In 2015, I wrote an article about Hurricanes, natural disasters and planning for these disasters with people with autism in mind. In the wake of Hurricane Harvey devastating my hometown of Houston, I wanted to re-share some of those thoughts, so that people preparing for future unexpected natural disasters and those working to survive through Harvey can best understand how to communicate with people with autism in these situations.
Most importantly, it’s key to remember that people on the autism spectrum are hypersensitive to changes in routine. Not knowing what comes next can be panic-inducing.
Here are a few ways the we can prepare for disasters and the impending road trips they may cause:
Read a Book About It
Create a visualization of what the trip will be like and what your family’s plan will be if rough weather is encountered. A picture book can serve this purpose, or make a chart with picture icons of the steps you will take if a weather emergency arises. Your child can keep the book or chart in a backpack along with an itinerary of the trip and other personal preparedness items. That way the information can be reviewed whenever your child would like.
Include Your Child in the Emergency Prep
Your child can help put together the basic items for an emergency kit that can be kept in a weather proof travel container inside the car. Knowing that the family has the items needed to handle common injuries, illnesses and safety situations is a vital reassurance for children with autism.
Do a Practice Drill
Before the trip, practice what your family will do if there is a severe weather emergency while you are driving. Act out the steps you will take if there is an accident or if you are forced to seek shelter. Listen to a recording of the sounds of thunder, tornado sirens and high winds so that these are less of a shock to your child if they occur. Show your child photos or video of what first responders look like, and how to contact them or react to them if the situation arises.
Remember to pack all medications as well as a list of your child’s prescriptions. If your child is non-verbal, a medical bracelet or I.D. tag is important. Pack plenty of your child’s favorite non-perishable comfort foods, as well as favorite toys and familiar clothing so that your child will feel more secure in an unfamiliar environment.
Know Your Child’s Sensitivities and Triggers
Anticipate your child’s anxieties and what you can do to head them off. Technology provides structure and comfort for many autistic children. Bring along noise-canceling headphones that can be connected to a portable device loaded with favorite music, apps, movies and games.

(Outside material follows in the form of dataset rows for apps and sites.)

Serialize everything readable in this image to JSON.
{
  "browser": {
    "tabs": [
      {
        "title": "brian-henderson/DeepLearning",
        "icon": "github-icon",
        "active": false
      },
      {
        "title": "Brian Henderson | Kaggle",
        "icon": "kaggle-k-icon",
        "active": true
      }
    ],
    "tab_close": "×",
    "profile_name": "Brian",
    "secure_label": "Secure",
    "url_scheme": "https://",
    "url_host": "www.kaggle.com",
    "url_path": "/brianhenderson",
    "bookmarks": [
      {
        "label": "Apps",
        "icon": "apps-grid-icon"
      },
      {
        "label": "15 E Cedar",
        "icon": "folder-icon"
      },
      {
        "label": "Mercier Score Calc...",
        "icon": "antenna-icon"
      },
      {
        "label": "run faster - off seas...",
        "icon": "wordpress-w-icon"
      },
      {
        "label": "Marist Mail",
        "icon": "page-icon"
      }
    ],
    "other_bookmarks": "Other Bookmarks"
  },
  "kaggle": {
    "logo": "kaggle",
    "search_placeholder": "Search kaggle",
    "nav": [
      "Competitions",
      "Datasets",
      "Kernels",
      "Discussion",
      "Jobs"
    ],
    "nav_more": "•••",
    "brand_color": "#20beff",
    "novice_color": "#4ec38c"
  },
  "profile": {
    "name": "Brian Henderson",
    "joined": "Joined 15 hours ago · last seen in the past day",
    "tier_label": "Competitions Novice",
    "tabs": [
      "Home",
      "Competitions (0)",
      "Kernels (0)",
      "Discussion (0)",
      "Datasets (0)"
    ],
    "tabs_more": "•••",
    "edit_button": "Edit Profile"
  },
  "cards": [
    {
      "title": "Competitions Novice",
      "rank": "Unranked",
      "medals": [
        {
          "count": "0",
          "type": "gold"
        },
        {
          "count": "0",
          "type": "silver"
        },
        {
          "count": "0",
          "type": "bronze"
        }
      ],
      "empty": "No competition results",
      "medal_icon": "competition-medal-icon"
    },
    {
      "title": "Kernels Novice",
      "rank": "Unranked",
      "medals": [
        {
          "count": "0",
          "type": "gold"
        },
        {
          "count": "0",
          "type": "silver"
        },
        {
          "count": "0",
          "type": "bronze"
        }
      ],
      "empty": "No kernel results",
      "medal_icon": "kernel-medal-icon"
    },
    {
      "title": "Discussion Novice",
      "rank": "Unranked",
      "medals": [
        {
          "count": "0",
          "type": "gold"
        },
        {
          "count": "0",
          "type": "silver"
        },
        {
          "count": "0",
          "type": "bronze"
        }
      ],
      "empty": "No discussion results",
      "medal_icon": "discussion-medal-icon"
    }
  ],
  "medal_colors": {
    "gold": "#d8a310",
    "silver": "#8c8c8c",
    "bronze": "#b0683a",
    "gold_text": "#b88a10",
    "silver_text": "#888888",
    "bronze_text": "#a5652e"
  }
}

I also suggest investing in a portable battery charter and, if your child uses the Internet regularly, a mobile wi-fi hotspot. These items take on even more importance if you’re forced to take an evacuation route, because you could be in the car for many hours.